## [TASK DESCRIPTION]
Every line in the data below that has the word "设备ID号" should be returned.

## [Page and application data records]
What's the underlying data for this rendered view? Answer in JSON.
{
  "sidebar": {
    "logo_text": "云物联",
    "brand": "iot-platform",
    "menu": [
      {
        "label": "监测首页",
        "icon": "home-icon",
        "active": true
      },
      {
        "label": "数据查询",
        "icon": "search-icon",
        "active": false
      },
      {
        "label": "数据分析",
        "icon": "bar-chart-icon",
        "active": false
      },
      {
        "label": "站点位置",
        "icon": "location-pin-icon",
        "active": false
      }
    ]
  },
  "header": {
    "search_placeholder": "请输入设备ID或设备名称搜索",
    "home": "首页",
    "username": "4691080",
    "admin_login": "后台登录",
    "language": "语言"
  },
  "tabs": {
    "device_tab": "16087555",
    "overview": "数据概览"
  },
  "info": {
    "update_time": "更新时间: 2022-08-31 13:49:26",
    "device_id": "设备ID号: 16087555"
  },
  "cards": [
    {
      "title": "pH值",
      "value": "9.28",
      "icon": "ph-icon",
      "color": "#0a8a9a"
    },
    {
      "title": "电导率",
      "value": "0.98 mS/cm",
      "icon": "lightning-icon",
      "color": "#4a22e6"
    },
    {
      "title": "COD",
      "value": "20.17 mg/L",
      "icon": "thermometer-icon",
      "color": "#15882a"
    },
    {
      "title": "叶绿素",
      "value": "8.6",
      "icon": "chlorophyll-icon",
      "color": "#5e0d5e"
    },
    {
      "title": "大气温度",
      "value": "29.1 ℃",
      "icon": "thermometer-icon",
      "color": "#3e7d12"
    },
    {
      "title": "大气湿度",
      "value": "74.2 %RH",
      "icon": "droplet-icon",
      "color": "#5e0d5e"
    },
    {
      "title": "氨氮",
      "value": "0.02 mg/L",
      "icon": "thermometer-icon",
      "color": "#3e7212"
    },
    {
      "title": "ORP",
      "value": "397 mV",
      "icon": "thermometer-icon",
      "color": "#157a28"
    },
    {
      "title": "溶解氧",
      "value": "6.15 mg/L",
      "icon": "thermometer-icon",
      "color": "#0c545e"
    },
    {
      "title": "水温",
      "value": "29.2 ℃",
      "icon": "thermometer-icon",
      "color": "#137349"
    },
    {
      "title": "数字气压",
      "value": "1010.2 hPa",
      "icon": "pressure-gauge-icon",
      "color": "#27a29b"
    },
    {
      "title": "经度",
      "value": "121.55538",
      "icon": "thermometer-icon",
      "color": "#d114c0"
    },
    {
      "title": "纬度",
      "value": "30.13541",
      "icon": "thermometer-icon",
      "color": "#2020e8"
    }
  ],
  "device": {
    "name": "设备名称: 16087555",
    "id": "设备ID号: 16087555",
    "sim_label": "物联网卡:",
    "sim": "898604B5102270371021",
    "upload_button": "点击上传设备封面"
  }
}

## [SOLUTION FOR THIS PROBLEM]
    "device_id": "设备ID号: 16087555"
    "id": "设备ID号: 16087555",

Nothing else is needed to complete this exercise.